# Given records:

== Segment start ==

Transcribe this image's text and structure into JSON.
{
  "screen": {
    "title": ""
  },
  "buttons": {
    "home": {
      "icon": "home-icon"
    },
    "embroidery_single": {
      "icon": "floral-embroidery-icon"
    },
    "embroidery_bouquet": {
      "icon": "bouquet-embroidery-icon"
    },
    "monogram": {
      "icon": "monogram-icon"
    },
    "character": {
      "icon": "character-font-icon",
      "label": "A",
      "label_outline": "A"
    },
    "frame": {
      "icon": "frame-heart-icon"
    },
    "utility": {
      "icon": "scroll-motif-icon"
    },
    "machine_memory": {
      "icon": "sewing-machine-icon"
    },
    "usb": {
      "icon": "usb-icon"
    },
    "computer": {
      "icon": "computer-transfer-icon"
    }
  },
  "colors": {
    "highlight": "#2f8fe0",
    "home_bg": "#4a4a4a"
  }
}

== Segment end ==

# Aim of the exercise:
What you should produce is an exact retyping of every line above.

# Solution for this exercise:
Transcribe this image's text and structure into JSON.
{
  "screen": {
    "title": ""
  },
  "buttons": {
    "home": {
      "icon": "home-icon"
    },
    "embroidery_single": {
      "icon": "floral-embroidery-icon"
    },
    "embroidery_bouquet": {
      "icon": "bouquet-embroidery-icon"
    },
    "monogram": {
      "icon": "monogram-icon"
    },
    "character": {
      "icon": "character-font-icon",
      "label": "A",
      "label_outline": "A"
    },
    "frame": {
      "icon": "frame-heart-icon"
    },
    "utility": {
      "icon": "scroll-motif-icon"
    },
    "machine_memory": {
      "icon": "sewing-machine-icon"
    },
    "usb": {
      "icon": "usb-icon"
    },
    "computer": {
      "icon": "computer-transfer-icon"
    }
  },
  "colors": {
    "highlight": "#2f8fe0",
    "home_bg": "#4a4a4a"
  }
}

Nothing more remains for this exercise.